  11. i kind of coded clouds similar to theirs(well based on their noise texture ideas), so the mapping is done by raymarching through the 3d noise texture and doing the density, coverage,refinement and lighting on each of the raymarch sample. You can start raymarching by intersecting a lower cloud "plane" with the eye-vector at a pixel, then you march in steps and do your calculations. Later on you can do an intersection with a sphere around your map so you get a nice curvature at the horizon. So reading up on raymarching and volume rendering is a good idea.   About how one could generate the weather texture, that's something i need ideas for aswell. You could precompute/prepaint some weather textures for a single cloud. Then based on the weather you want, pack some of the premade textures in a fbo, add some magic and use that in the final raymarch shader.   The cloud shape depends a lot on the baked 3D noise texture and how you combine it later on. I mean you have 4 channels with different octaves and only need a float density value. For me it was a lot of experimenting.
  12. From what i remember at least some of those blending functions assume Z to point upwards, means they work in tangentspace. So they blend normalmaps, not normals. Also i don't get why you want to blend the mesh normal with a normalmap converted to worldspace via TBN since the TBN orients tangentspace-normalmaps to your mesh. To me it looks like you get kind of double oriented normals.   I used the partial derivate function to add some additional detail, but i blended it in tangentspace and then converted the resulting normal to worldspace via TBN.
  13. Uhm am i wrong or might it just be the high amount of BufferBinds(both) ? Would be way better to pack stuff into bigger vao's and use an offset in glDrawElements
  14. Buuut it should work for sun color aswell :D What i've done in the past was(used gpu Gems2 approach) use mie coefficents(the 1/wavelength^4 was rayleigh i think) and some sort of mie phase function and averaged some rays around the sunlight direction. Worked okayish and the blue tone was only noticeable on the clouds. Other than that, depending on how realistic it should be, you could compute it for a ray towards the sun and desaturate it based dot(sundir,up) with some smoothstep function.
  15. As far as i remeber, CryTek(wich used Nishita's model aswell) just averaged pixels at horizon level and used that as the sun color.

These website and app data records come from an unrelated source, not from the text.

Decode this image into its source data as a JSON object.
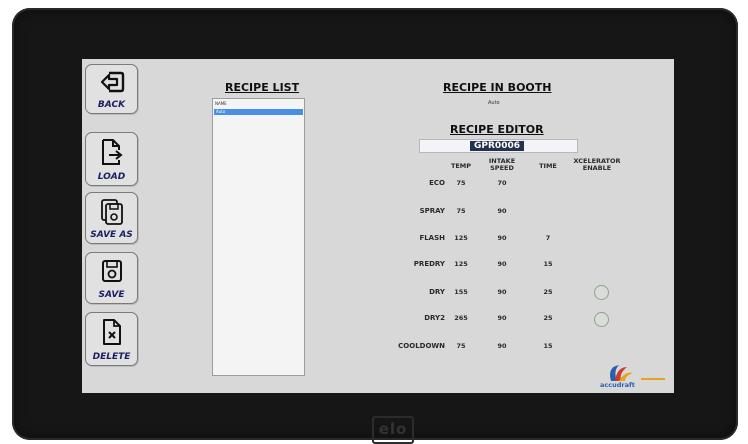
{
  "buttons": {
    "back": "BACK",
    "load": "LOAD",
    "save_as": "SAVE AS",
    "save": "SAVE",
    "delete": "DELETE"
  },
  "recipe_list": {
    "title": "RECIPE LIST",
    "header": "NAME",
    "selected_item": "Auto"
  },
  "recipe_in_booth": {
    "title": "RECIPE IN BOOTH",
    "value": "Auto"
  },
  "recipe_editor": {
    "title": "RECIPE EDITOR",
    "name": "GPR0006",
    "columns": {
      "temp": "TEMP",
      "intake_speed": "INTAKE SPEED",
      "time": "TIME",
      "xcelerator": "XCELERATOR ENABLE"
    },
    "rows": [
      {
        "label": "ECO",
        "temp": "75",
        "intake": "70",
        "time": ""
      },
      {
        "label": "SPRAY",
        "temp": "75",
        "intake": "90",
        "time": ""
      },
      {
        "label": "FLASH",
        "temp": "125",
        "intake": "90",
        "time": "7"
      },
      {
        "label": "PREDRY",
        "temp": "125",
        "intake": "90",
        "time": "15"
      },
      {
        "label": "DRY",
        "temp": "155",
        "intake": "90",
        "time": "25"
      },
      {
        "label": "DRY2",
        "temp": "265",
        "intake": "90",
        "time": "25"
      },
      {
        "label": "COOLDOWN",
        "temp": "75",
        "intake": "90",
        "time": "15"
      }
    ]
  },
  "logo_text": "accudraft",
  "bezel_brand": "elo",
  "colors": {
    "screen_bg": "#d8d8d8",
    "bezel": "#161616",
    "selection": "#4a90e2",
    "name_highlight": "#24324f"
  }
}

So i assume that works quite well(did for them) Else you would have to get the average color of the complete sky hemisphere